Friday, January 8, 2010

Moon of Popping Trees

"The days are short,
   the sun is a spark               
 Hung thin between
 the dark and dark."       

Native Americans called January the Month of Popping Trees. I call it the Month of Wiping Out. In the kitchen it is a month of wiping out withered potatoes from the pantry, wrinkled celery from the crisper, and using up those half packages of cream cheese left from Christmas. From some deep shelf in the freezer, we consume the last loaf of pumpkin bread made from this year’s Halloween pumpkins.

Ragged clothes are sorted and cut into shop rags. Run over and leather-worn shoes are used up in the wet snow for a couple of weeks and then pitched into the trash can with no laments. January sales might bring in new towels and sheets, but old ones are tossed out for sure.

The last of those half-squeezed tubes of lotions, failed nail colors, and dated medicines are flung to the waste basket with no feeling of waste. Notebooks with only a handful of unmarked pages are lobbed in File 13. Any poinsettias that look more like a naked winter branch than thriving plant are chucked to the dumpster.

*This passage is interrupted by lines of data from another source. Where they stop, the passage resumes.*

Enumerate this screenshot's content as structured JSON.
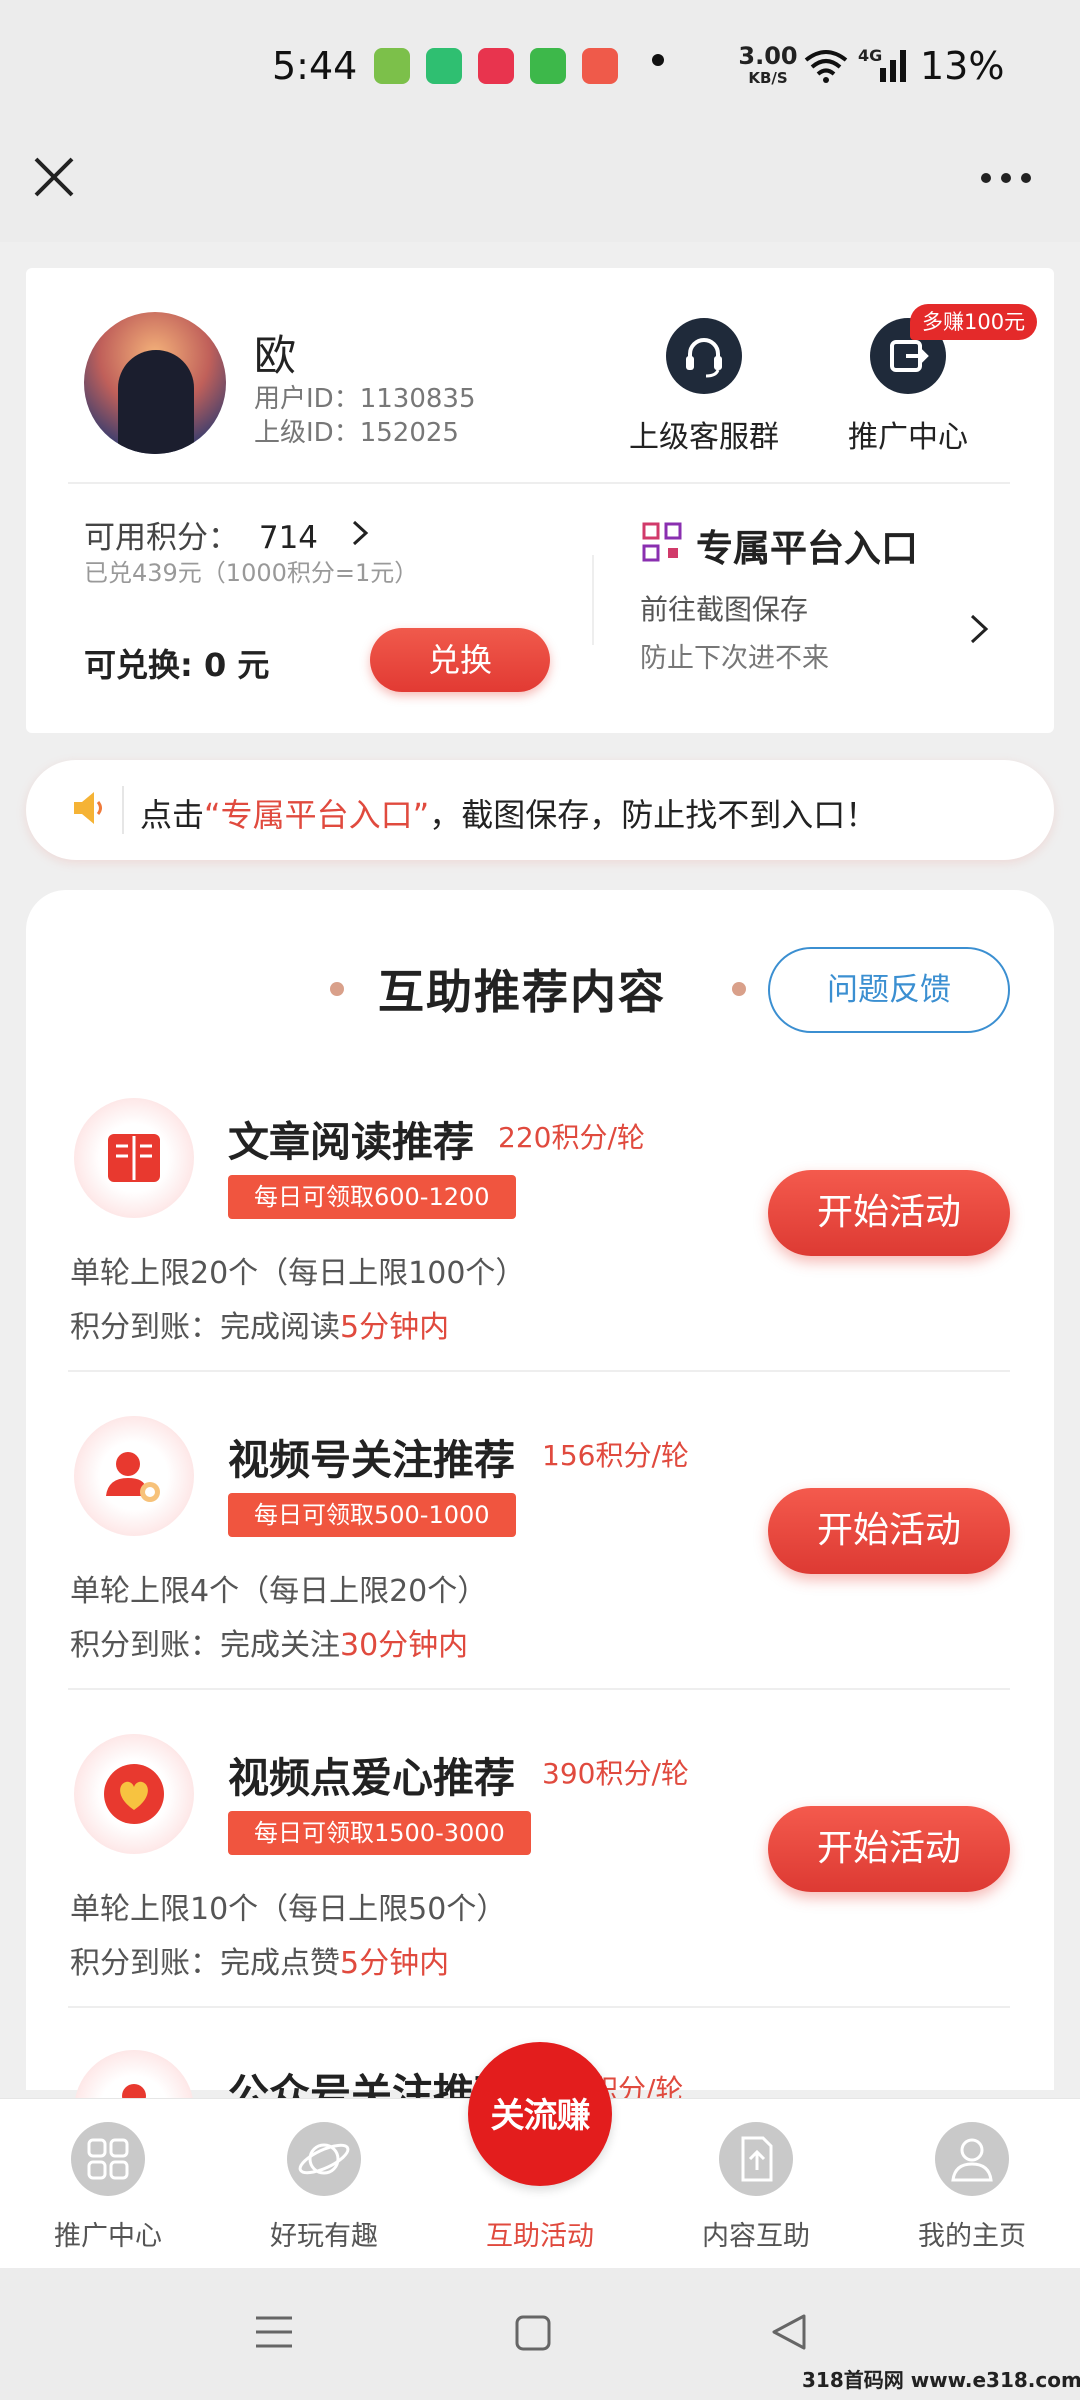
{
  "status_bar": {
    "time": "5:44",
    "net_speed_value": "3.00",
    "net_speed_unit": "KB/S",
    "network": "4G",
    "battery": "13%"
  },
  "profile": {
    "name": "欧",
    "user_id": "用户ID：1130835",
    "parent_id": "上级ID：152025"
  },
  "quick_actions": [
    {
      "label": "上级客服群",
      "icon": "headset-icon"
    },
    {
      "label": "推广中心",
      "icon": "share-exit-icon",
      "tag": "多赚100元"
    }
  ],
  "points": {
    "label": "可用积分：",
    "value": "714",
    "redeemed": "已兑439元（1000积分=1元）",
    "exchangeable": "可兑换: 0 元",
    "exchange_button": "兑换"
  },
  "portal": {
    "title": "专属平台入口",
    "sub1": "前往截图保存",
    "sub2": "防止下次进不来"
  },
  "notice": {
    "prefix": "点击",
    "highlight": "“专属平台入口”",
    "suffix": "，截图保存，防止找不到入口！"
  },
  "section": {
    "title": "互助推荐内容",
    "feedback_button": "问题反馈"
  },
  "tasks": [
    {
      "title": "文章阅读推荐",
      "rate": "220积分/轮",
      "badge": "每日可领取600-1200",
      "limit": "单轮上限20个（每日上限100个）",
      "credit_prefix": "积分到账：完成阅读",
      "credit_time": "5分钟内",
      "button": "开始活动",
      "icon": "book-icon"
    },
    {
      "title": "视频号关注推荐",
      "rate": "156积分/轮",
      "badge": "每日可领取500-1000",
      "limit": "单轮上限4个（每日上限20个）",
      "credit_prefix": "积分到账：完成关注",
      "credit_time": "30分钟内",
      "button": "开始活动",
      "icon": "user-follow-icon"
    },
    {
      "title": "视频点爱心推荐",
      "rate": "390积分/轮",
      "badge": "每日可领取1500-3000",
      "limit": "单轮上限10个（每日上限50个）",
      "credit_prefix": "积分到账：完成点赞",
      "credit_time": "5分钟内",
      "button": "开始活动",
      "icon": "heart-icon"
    },
    {
      "title": "公众号关注推荐",
      "rate": "积分/轮",
      "icon": "user-icon"
    }
  ],
  "bottom_nav": [
    {
      "label": "推广中心",
      "icon": "grid-icon",
      "active": false
    },
    {
      "label": "好玩有趣",
      "icon": "planet-icon",
      "active": false
    },
    {
      "label": "互助活动",
      "icon": "logo-icon",
      "active": true
    },
    {
      "label": "内容互助",
      "icon": "upload-doc-icon",
      "active": false
    },
    {
      "label": "我的主页",
      "icon": "person-icon",
      "active": false
    }
  ],
  "center_logo_text": "关流赚",
  "watermark": "318首码网 www.e318.com",
  "colors": {
    "accent": "#e04a3e",
    "button": "#e23a33",
    "feedback": "#3b8fd1",
    "dark_icon": "#1f2a3a"
  }
}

Normally, I have a writing and reading list to conquer, to wipe out, but this year’s the extreme cold has made me lethargic. I don’t feel very creative; my mind wanders like a snow plow roaring down the street pushing new ideas to the gutter. Even reading, my attention span rambles more than normal, thinking more about cold toes and fingers than the story in my hands. Last night’s wind chill here was -15, the coldest record in the last 25 years.

A final wiping out the last bits of loose tea in all the nearly empty tins takes place this month. The late mornings, the loitering in jammies and heavy flannel robes, lingering over whopping breakfasts with the copious amounts of hot tea make for leisurely use of many tea pots. With no hurry to the day, the procedure of choosing, warming, and brewing in varied pots is a treat. I use the Christmas reds a few extra times before they are put away, or I pull out the Blue Willows and other blue and whites. A large Brown Betty under a tea cozy means tea for breakfast and some still warm for a later cup. After several days of a snow blanket and frigid temps, when we think we can stand it no longer, I pop out a lively pastel or floral tea pot to remind us that the spring will come.

As we wipe out the food supplies here, face the extra hard cold spell, and tolerate the long confinement with little exercise but plenty of comfort food, the Month of Popping Trees might become the Month of Popping Buttons this year.

1 comment:

BECKY said...

Claudia, I loved this! I can visualize everything so completely! Lovely!